BUCHAREST, Feb. 26 (Xinhua) -- Romanian President Klaus Iohannis on Wednesday appointed Florin Catu, finance minister of the outgoing cabinet of the National Liberal Party (PNL), to form a new government.
The head of state made the decision after the Constitutional Court ruled on Monday that his nomination of caretaker Prime Minister Ludovic Orban to form the new cabinet is unconstitutional.
Catu said that he will present to the parliament the list of the government members and the governing program in the shortest term, and expressed the hope that the main opposition Social Democratic Party (PSD) will "not delay" the investiture procedures.
"It is a proposal that honors me and makes me feel even more responsible, and I will discuss with our partners in Parliament to build a majority," said the prime minister-designate, adding that "my appointment guarantees the continuity of the Liberal governance."
However, Interim Chairman of the PSD Marcel Ciolacu said that it is absolutely out of the question that his party will vote for Catu in the parliament, describing Catu's nomination as "ridiculous."
"It is clear what path they chose, they are forcing for the elections," said Ciolacu, voicing his speculation that the nomination was for the purpose of dissolving the parliament and advancing the general elections scheduled for the end of the year to the summer.
His remarks were echoed by other major opposition parties.
Leader of opposition Alliance of Liberals and Democrats (ALDE) Calin Popescu-Tariceanu said that by nominating Catu as prime minister, the president is "deepening the political crisis," because the Liberals "cannot" put together a majority in the parliament to have a new government.
"I expected the president to take into account that he has only one practical solution, namely, that of an independent prime minister, who would have led the government until the parliamentary elections.
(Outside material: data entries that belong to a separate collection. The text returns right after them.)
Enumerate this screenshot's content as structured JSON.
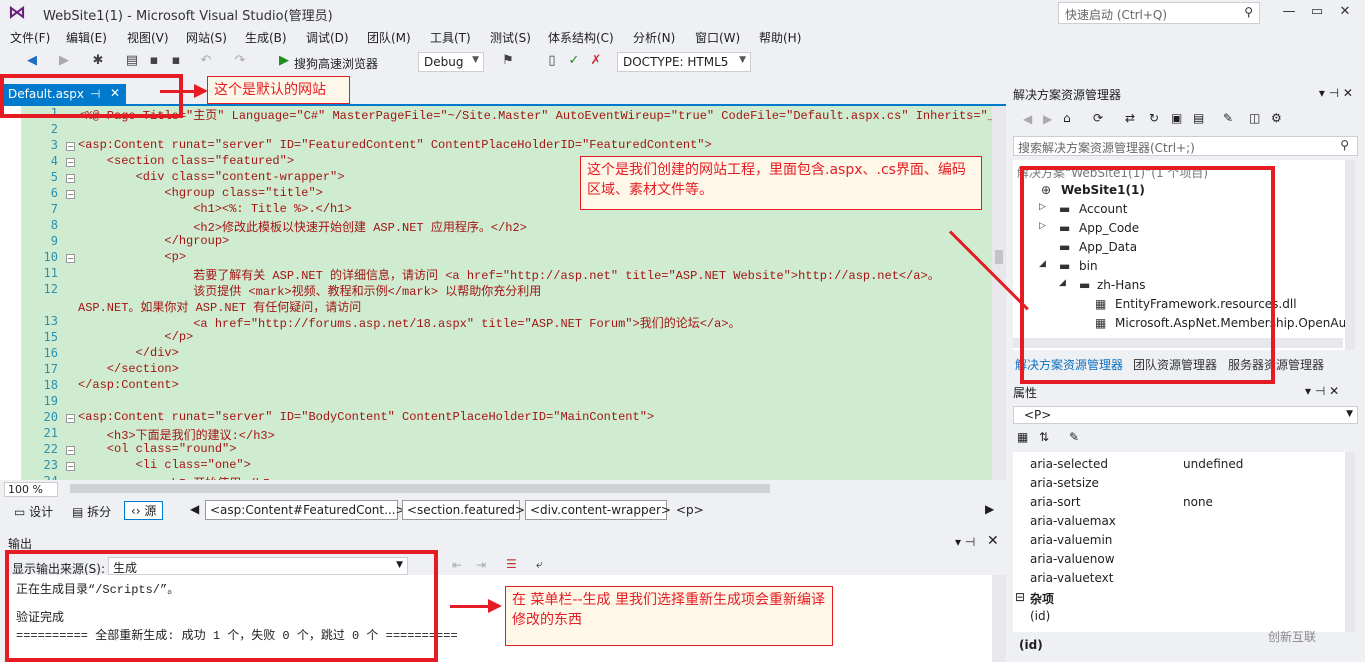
{
  "window": {
    "title": "WebSite1(1) - Microsoft Visual Studio(管理员)",
    "quick_launch_placeholder": "快速启动 (Ctrl+Q)"
  },
  "menu": [
    "文件(F)",
    "编辑(E)",
    "视图(V)",
    "网站(S)",
    "生成(B)",
    "调试(D)",
    "团队(M)",
    "工具(T)",
    "测试(S)",
    "体系结构(C)",
    "分析(N)",
    "窗口(W)",
    "帮助(H)"
  ],
  "toolbar": {
    "browser_label": "搜狗高速浏览器",
    "config": "Debug",
    "doctype": "DOCTYPE:  HTML5"
  },
  "doc_tab": {
    "label": "Default.aspx"
  },
  "editor": {
    "lines": [
      {
        "n": "1",
        "text": "<%@ Page Title=\"主页\" Language=\"C#\" MasterPageFile=\"~/Site.Master\" AutoEventWireup=\"true\" CodeFile=\"Default.aspx.cs\" Inherits=\"_De"
      },
      {
        "n": "2",
        "text": ""
      },
      {
        "n": "3",
        "text": "<asp:Content runat=\"server\" ID=\"FeaturedContent\" ContentPlaceHolderID=\"FeaturedContent\">"
      },
      {
        "n": "4",
        "text": "    <section class=\"featured\">"
      },
      {
        "n": "5",
        "text": "        <div class=\"content-wrapper\">"
      },
      {
        "n": "6",
        "text": "            <hgroup class=\"title\">"
      },
      {
        "n": "7",
        "text": "                <h1><%: Title %>.</h1>"
      },
      {
        "n": "8",
        "text": "                <h2>修改此模板以快速开始创建 ASP.NET 应用程序。</h2>"
      },
      {
        "n": "9",
        "text": "            </hgroup>"
      },
      {
        "n": "10",
        "text": "            <p>"
      },
      {
        "n": "11",
        "text": "                若要了解有关 ASP.NET 的详细信息，请访问 <a href=\"http://asp.net\" title=\"ASP.NET Website\">http://asp.net</a>。"
      },
      {
        "n": "12",
        "text": "                该页提供 <mark>视频、教程和示例</mark> 以帮助你充分利用"
      },
      {
        "n": "",
        "text": "ASP.NET。如果你对 ASP.NET 有任何疑问，请访问"
      },
      {
        "n": "13",
        "text": "                <a href=\"http://forums.asp.net/18.aspx\" title=\"ASP.NET Forum\">我们的论坛</a>。"
      },
      {
        "n": "15",
        "text": "            </p>"
      },
      {
        "n": "16",
        "text": "        </div>"
      },
      {
        "n": "17",
        "text": "    </section>"
      },
      {
        "n": "18",
        "text": "</asp:Content>"
      },
      {
        "n": "19",
        "text": ""
      },
      {
        "n": "20",
        "text": "<asp:Content runat=\"server\" ID=\"BodyContent\" ContentPlaceHolderID=\"MainContent\">"
      },
      {
        "n": "21",
        "text": "    <h3>下面是我们的建议:</h3>"
      },
      {
        "n": "22",
        "text": "    <ol class=\"round\">"
      },
      {
        "n": "23",
        "text": "        <li class=\"one\">"
      },
      {
        "n": "24",
        "text": "            <h5>开始使用</h5>"
      }
    ],
    "zoom": "100 %"
  },
  "viewbar": {
    "design": "设计",
    "split": "拆分",
    "source": "源",
    "breadcrumbs": [
      "<asp:Content#FeaturedCont...>",
      "<section.featured>",
      "<div.content-wrapper>",
      "<p>"
    ]
  },
  "output": {
    "title": "输出",
    "source_label": "显示输出来源(S):",
    "source_value": "生成",
    "lines": [
      "正在生成目录“/Scripts/”。",
      "",
      "验证完成",
      "========== 全部重新生成: 成功 1 个，失败 0 个，跳过 0 个 =========="
    ]
  },
  "solution": {
    "title": "解决方案资源管理器",
    "search_placeholder": "搜索解决方案资源管理器(Ctrl+;)",
    "root": "解决方案“WebSite1(1)”(1 个项目)",
    "items": [
      {
        "label": "WebSite1(1)",
        "bold": true
      },
      {
        "label": "Account"
      },
      {
        "label": "App_Code"
      },
      {
        "label": "App_Data"
      },
      {
        "label": "bin"
      },
      {
        "label": "zh-Hans"
      },
      {
        "label": "EntityFramework.resources.dll"
      },
      {
        "label": "Microsoft.AspNet.Membership.OpenAu"
      }
    ],
    "tabs": [
      "解决方案资源管理器",
      "团队资源管理器",
      "服务器资源管理器"
    ]
  },
  "properties": {
    "title": "属性",
    "selected": "<P>",
    "rows": [
      {
        "name": "aria-selected",
        "value": "undefined"
      },
      {
        "name": "aria-setsize",
        "value": ""
      },
      {
        "name": "aria-sort",
        "value": "none"
      },
      {
        "name": "aria-valuemax",
        "value": ""
      },
      {
        "name": "aria-valuemin",
        "value": ""
      },
      {
        "name": "aria-valuenow",
        "value": ""
      },
      {
        "name": "aria-valuetext",
        "value": ""
      }
    ],
    "category": "杂项",
    "id_row": "(id)",
    "desc": "(id)"
  },
  "annotations": {
    "default_site": "这个是默认的网站",
    "project_note": "这个是我们创建的网站工程，里面包含.aspx、.cs界面、编码区域、素材文件等。",
    "build_note": "在 菜单栏--生成 里我们选择重新生成项会重新编译修改的东西"
  },
  "watermark": "创新互联"
}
But it seems that for the president and for the PNL the ambition to have early polls is the most important objective, and not to help Romania exit the crisis," said Tariceanu.
Former Prime Minister Victor Ponta, leader of the Pro Romania Party, said that his party will not vote for Catu's investiture.
"I think Romania needed and it still needs a professional government to deal with the country's problems, not the PNL problems," Ponta told a local television broadcaster.
PNL leader Ludovic Orban, whose cabinet stepped down after losing a censure motion in parliament on Feb. 5, was nominated by the president as new prime minister one day later.
However, the nomination was challenged by the main opposition PSD and the Constitutional Court finally supported the latter's complaint.
Iohannis and Orban have been emphasizing recently their desire to hold early elections, so that the Liberals could take advantage of their current high public support rate to change as soon as possible the unfavorable status quo of the party, which occupies only 20 percent of seats in parliament.
The PSD, the largest parliamentary party accounting for over 40 percent of seats, is firmly opposed to early elections. The party stepped down last October in a censure motion after almost three years in power.
Under the constitution, early elections are held if the parliament rejects two successive proposed cabinets within 60 days.
Analysts here believe that the current political crisis in Romania is mainly caused by the intention of the ruling party to call early elections.